Objectives : Determine if type of protein or carbohydrate source in infant formula (IF) was associated with infant anthropometric outcomes in a nationally representative cohort.
Methods : NHANES 2015-2016 data from infants ≤12 months were utilized. Anthropometric Z-scores were calculated. IF ingredient data was retrieved from individual companies.
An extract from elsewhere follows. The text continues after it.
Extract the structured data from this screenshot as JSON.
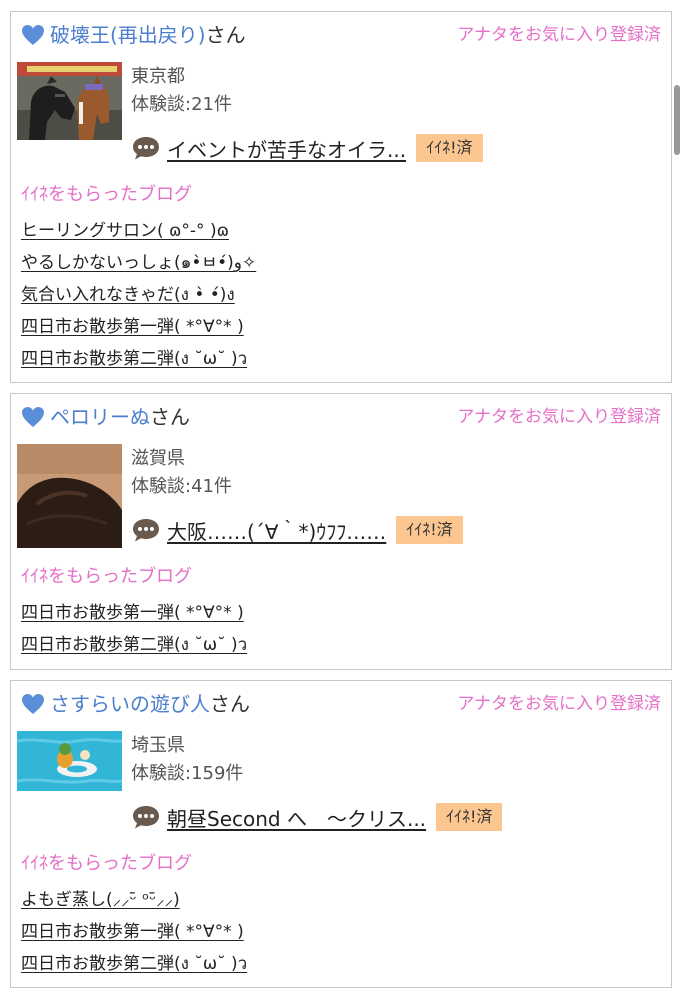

Cross-sectional relationships between protein and carbohydrate source of IF consumed and infant Z-scores were examined, controlling for breastfeeding exclusivity and birth weight category (low vs normal birth weight vs large for gestational age).
Results : 416 infants ≤12 months participated; 355 had 24-hour dietary recall data. 17 infants were excluded for consuming unspecified store-brand IF for a final sample size of 338.
Considering only breast milk and IF intake, 30% of infants were exclusively breastfed, 56% were exclusively formula fed, and 14% were mixed fed.
Of infants consuming IF (n=234): 71.8% consumed intact protein and 23% consumed partially hydrolyzed protein IF. 6.8% consumed soy IF. Cohort average carbohydrate consumption from IF consisted of: 64.5% lactose and 31.9% glucose-based sugars. 15% of infants consumed IF containing sucrose.
Consumption of whey protein, lactose, and degree of protein hydrolysis were not associated with any z-scores.
In a multivariable model controlling for birth weight category, exclusive formula feeding was associated with higher weight-for-length Z-scores (p=0.04).
In a multivariable model of length-for-age Z-score (p< 0.0001), controlling for amount of IF consumed and birth weight category, consumption of a higher percentage of casein (as opposed to whey) protein in IF was associated with lower Z-scores.
In a multivariable model of mid-arm-circumference (MUAC) Z-score (p=0.032), controlling for amount of IF consumed and birth weight category, consumption of an IF containing sucrose was associated with higher Z-scores.
All of these relationships were strengthened when limiting analysis to infants ≤6 months (n=185).
Conclusions : These data suggest a novel association between infant casein and sucrose intake and growth outcomes. Given the range and prevalence of these ingredients in IF, both feeding researchers and FDA regulation need to consider the potential impact of IF protein and carbohydrate source on the developing infant.
Funding Sources : Internally Funded
University of Rochester School of Medicine and Dentistry